|Advertising|Jobs 転職|Shukan ST|JT Weekly|Book Club|JT Women|Study in Japan|Times Coupon|Subscribe 新聞購読申込|
|Home > Opinion|
Tuesday, May 11, 2010
Ma jockeys for domestic and Chinese favor
By FRANK CHING
HONG KONG — Taiwan's leader Ma Ying-jeou did something unusual late last month. With the next presidential election almost two years away, he held a televised debate with the leader of the opposition Democratic Progressive Party, Tsai Ing-wen, thereby giving her the status and media exposure she badly wanted.
It was a daring and high-risk move, but he did it because his support ratings were so low that he was having difficulty convincing the electorate that a key economic agreement with China that he has been pushing was in Taiwan's interests.
All indications are he succeeded in pulling it off. According to polling by the United Daily News, on March 18 — two years after his election in a 2008 landslide — his support rating was only 27 percent. Immediately after the April 25 debate, it rose to 38 percent.
The opposition may have lost the debate, but it is far from being crushed. The support rating for Ms. Tsai is 50 percent, substantially higher than for Ma.
While the chances of success for the Economic Cooperation Framework Agreement (ECFA) look distinctly better, Ma is still weak and any setback in the next two years could turn him into a one-term president. That is probably good for him.

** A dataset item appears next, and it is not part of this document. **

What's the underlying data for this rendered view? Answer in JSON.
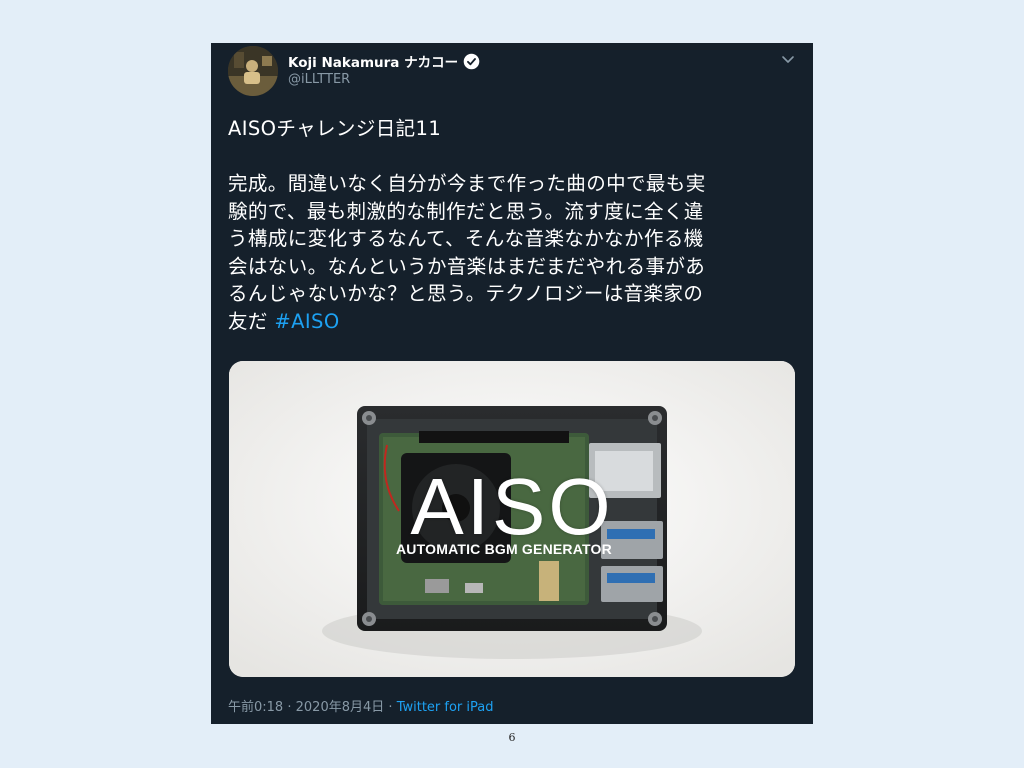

Ma has proven to be a somewhat less than inspirational leader except in the area of cross-strait relations, where he has performed brilliantly. His government over the past two years has concluded 12 agreements with China on such things as flights, food safety, tourism and mutual judicial assistance.
Of course, those achievements were possible only because of China's cooperation. China appreciates Ma's rejection of the pro-independence policies of his predecessor, Chen Shui-bian. But it has made clear that its ultimate goal remains political unification between the island and the mainland.

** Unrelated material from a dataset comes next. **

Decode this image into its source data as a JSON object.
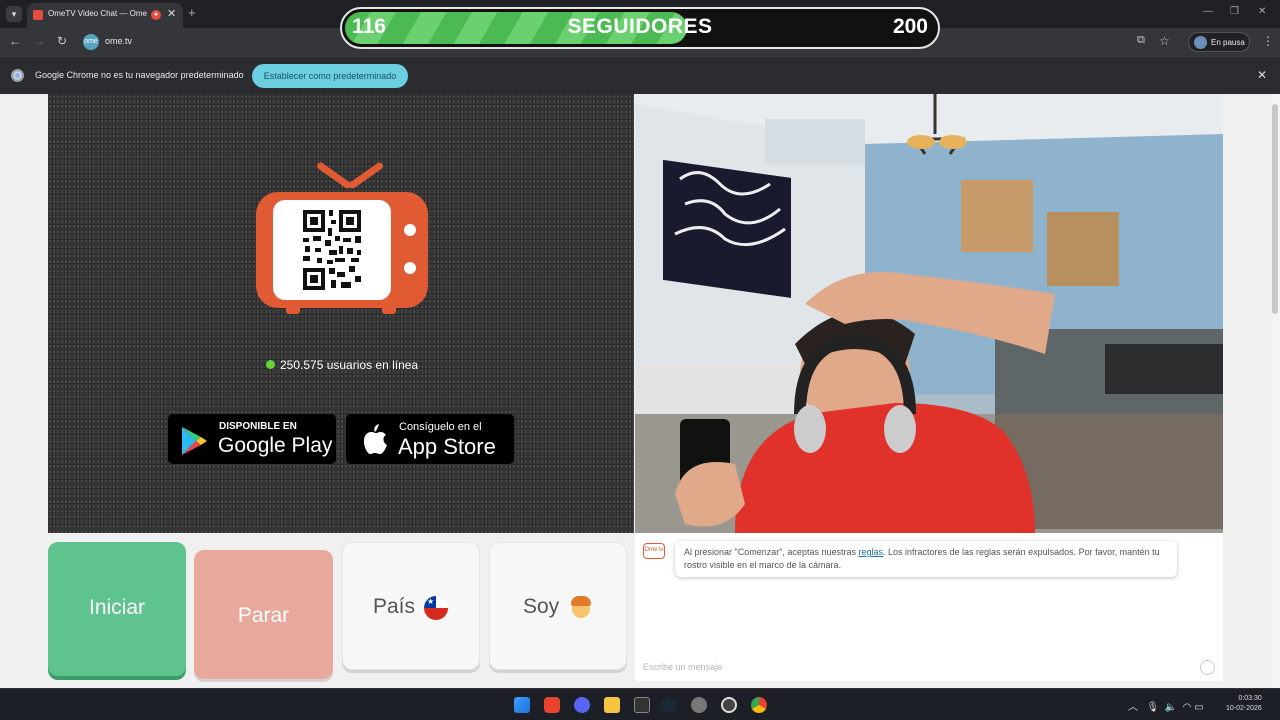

This topic is always on the minds of Chinese leaders. On April 30, Chinese President Hu Jintao opened the Shanghai Expo, calling it the "pride of all Chinese people, including those across the Taiwan Strait," and again urged the two sides to work together to realize the great renaissance of the Chinese nation.
Ma has made it clear he will discuss only economic, not political, issues. Certainly, he knows that he will not be able to carry the Taiwan public with him if he enters into political negotiations, even if he were so minded.
Ma has made no secret of his real reason for negotiating a trade agreement with China: his fear is that Taiwan, like North Korea, will be excluded from the network of trade accords that increasingly link other countries of the region. He hopes that, once an ECFA with China is completed, Taiwan will have China's blessing to sign free trade agreements with other countries.
It is far from clear that Beijing will go along with that, but the likelihood of Beijing continuing to make concessions to Taiwan is much greater if Ma's domestic political situation appears precarious. In fact, the weaker Ma appears, the more likely China is to shore him up since it does not want the pro-independence opposition party to regain power.
So far, China has been unwilling to budge on the issue of arms sales. President Ma, in a recent CNN interview, pointed out something that China has refused to acknowledge. "If the U.S. reduces arms sales to Taiwan below the current level, it will reduce confidence in this part of the world. Taiwan needs the arms to defend this country."
China has not yet recognized that the way to winning the hearts and minds of the people of Taiwan is not to make them feel weak and vulnerable. It takes confidence for Taiwan to embark on negotiations with China that could prove fruitful in the long term. Taiwan needs arms to bolster its confidence.
However, even on the arms sales issue, Beijing has been relatively benign toward Taiwan. While Beijing excoriated Washington for selling $6.4 billion in arms to Taiwan, it has not uttered any criticism of Taiwan for having requested the weapons in the first place.
A glimpse into China's position was provided the week before last at an East-West Center conference in Hong Kong. Professor Chu Shulong of Tsinghua University told the audience that Taiwan, in fact, has a right to purchase arms from abroad. It is just that no country has the right to sell arms to Taiwan.
A more enlightened China would certainly recognize the absurdity of such a position.
Frank Ching is a Hong Kong-based journalist and commentator. (Frank.firstname.lastname@example.org)